Q: They say you can judge a book by its cover. Can you tell us a little about your cover and who designed it?
Even though the topic and title are a little racy, I didn’t want to oversell the sex part since there really isn’t any in the book. I wanted to somehow convey seduction, but keep it subtle. The book is also about Washington. Al Pranke of amp13, the designer, came up with the idea of a hand beckoning against the backdrop of the Capitol. I love his designs and he’s great to work with.
Q: Can you tell us something about your book that would make me run out and buy it?
For me, that’s the toughest part of writing a book – figuring out what would attract a reader right away. Without knowing your reading preferences, I guess I just don’t know what would make you buy it. Readers so far have said they like the characters and the story moves fast.
Q: Are there any messages in this book that you want the reader to know about?
Another tough question. I didn’t write it with messages in mind. But I guess one might be that sometimes a place, in this case, Washington, DC, can change a person. Even when you don’t realize it.
Q: What was your most favorite chapter to write and why?
The chapters that were the most fun to write involved the DC police vice squad. There’s one where the police visit a tavern looking for illegal gambling. I think it captures some of the racial tension that was very much a part of the city at the time.
Q: Why did you feel you had to write this book?
I’m still trying to figure this out. The Call House is based on a true story
about a real call house that operated out of an upscale apartment building in a residential neighborhood. I used to pass that building every day on my way to work. I wanted to know more about it. The story just stayed with me.
Q: Now, some fun questions – What deep dark secret would you like to share with us?
I wish I had one. I lead a pretty boring life. When my daughter was younger she always used to ask me if we had some deep dark family secrets. She was hoping we did. I never came up with one.
Q: If you could travel anywhere in the world, where would it be and why?
I haven’t had a chance to travel as much as I’d like so most days, just about anywhere would be good. I might start with Greece. It sounds beautiful and fascinating.
Q: Are you a morning person or a night person?
Morning. Definitely. That’s when I do my writing and catch up on reading the news.
Q: Are there any members in your family who also like to write?
Yes. They all like to write. And they’re all very good.
Q: As a child, were you a dreamer?

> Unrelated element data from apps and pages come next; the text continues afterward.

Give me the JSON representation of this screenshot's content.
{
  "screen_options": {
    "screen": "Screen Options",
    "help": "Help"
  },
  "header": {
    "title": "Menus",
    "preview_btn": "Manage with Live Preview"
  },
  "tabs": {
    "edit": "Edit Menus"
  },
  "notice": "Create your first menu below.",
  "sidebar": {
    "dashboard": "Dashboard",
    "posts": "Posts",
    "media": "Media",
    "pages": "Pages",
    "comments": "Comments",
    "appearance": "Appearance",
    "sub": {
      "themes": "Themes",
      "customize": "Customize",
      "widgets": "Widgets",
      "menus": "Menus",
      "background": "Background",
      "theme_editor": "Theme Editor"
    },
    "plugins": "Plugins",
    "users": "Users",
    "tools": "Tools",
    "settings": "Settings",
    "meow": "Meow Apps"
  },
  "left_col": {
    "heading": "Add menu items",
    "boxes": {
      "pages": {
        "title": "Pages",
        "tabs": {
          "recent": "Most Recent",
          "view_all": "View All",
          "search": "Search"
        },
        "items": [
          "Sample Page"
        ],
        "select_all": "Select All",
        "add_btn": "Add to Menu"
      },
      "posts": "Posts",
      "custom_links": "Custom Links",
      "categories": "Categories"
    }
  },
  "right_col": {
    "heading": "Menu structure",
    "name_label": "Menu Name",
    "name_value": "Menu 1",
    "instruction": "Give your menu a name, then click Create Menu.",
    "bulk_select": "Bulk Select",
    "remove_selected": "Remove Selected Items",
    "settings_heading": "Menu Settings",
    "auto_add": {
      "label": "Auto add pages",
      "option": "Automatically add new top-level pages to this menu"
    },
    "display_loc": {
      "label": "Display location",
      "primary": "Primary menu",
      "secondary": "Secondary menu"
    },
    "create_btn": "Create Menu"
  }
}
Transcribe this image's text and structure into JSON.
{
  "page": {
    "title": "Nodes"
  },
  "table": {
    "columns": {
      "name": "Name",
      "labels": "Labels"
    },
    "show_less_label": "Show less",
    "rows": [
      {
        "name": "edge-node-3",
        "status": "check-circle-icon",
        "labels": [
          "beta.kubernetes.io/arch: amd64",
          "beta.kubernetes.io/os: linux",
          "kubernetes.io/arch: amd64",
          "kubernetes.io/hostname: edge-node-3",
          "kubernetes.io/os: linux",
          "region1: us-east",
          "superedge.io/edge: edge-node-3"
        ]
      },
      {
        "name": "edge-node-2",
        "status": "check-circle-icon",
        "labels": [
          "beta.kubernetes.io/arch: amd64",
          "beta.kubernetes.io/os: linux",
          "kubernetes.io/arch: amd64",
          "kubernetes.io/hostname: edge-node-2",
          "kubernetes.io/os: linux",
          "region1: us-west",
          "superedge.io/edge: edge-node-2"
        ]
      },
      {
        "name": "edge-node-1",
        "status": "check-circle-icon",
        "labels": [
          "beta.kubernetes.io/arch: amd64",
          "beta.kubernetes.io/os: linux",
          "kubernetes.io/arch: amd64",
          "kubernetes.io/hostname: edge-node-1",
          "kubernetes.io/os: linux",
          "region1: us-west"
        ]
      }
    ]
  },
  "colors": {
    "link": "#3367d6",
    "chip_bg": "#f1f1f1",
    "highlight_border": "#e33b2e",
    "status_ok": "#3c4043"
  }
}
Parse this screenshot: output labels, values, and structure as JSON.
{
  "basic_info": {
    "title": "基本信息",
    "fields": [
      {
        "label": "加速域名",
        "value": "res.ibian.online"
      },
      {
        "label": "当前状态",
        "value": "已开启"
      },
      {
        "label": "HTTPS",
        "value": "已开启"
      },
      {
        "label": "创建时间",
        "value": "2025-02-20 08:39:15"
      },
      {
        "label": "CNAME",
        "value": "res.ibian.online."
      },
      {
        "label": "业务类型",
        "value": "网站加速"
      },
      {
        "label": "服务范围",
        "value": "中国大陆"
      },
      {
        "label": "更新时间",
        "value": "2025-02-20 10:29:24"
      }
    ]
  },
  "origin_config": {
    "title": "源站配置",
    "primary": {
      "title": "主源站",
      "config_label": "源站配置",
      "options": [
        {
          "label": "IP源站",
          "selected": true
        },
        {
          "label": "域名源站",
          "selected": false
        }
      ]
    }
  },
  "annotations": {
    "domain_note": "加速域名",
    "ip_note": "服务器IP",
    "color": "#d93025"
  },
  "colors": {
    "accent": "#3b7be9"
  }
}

As a child, I loved to listen to or read stories. And I loved to make them up. I’d put on plays or write silly books. Not sure if that counts as being a dreamer.
Q: Last but not least, the magic genie has granted you one wish. What would that be?
I’m way too superstitious to ever say a wish out loud. But getting back to when I was a child. I think I decided then that if I ever got one wish, the answer would have to be to wish for three more. That way I could wish for health and happiness for my family and friends; peace in the world; and then . . . well, I’m still not sure.
Q: Thank you so much for this interview! Do you have any final words?
Thank you for giving me a chance to talk about writing. I guess the main thing I’d say to other readers and writers is to read and write what you enjoy. Don’t take it all so seriously.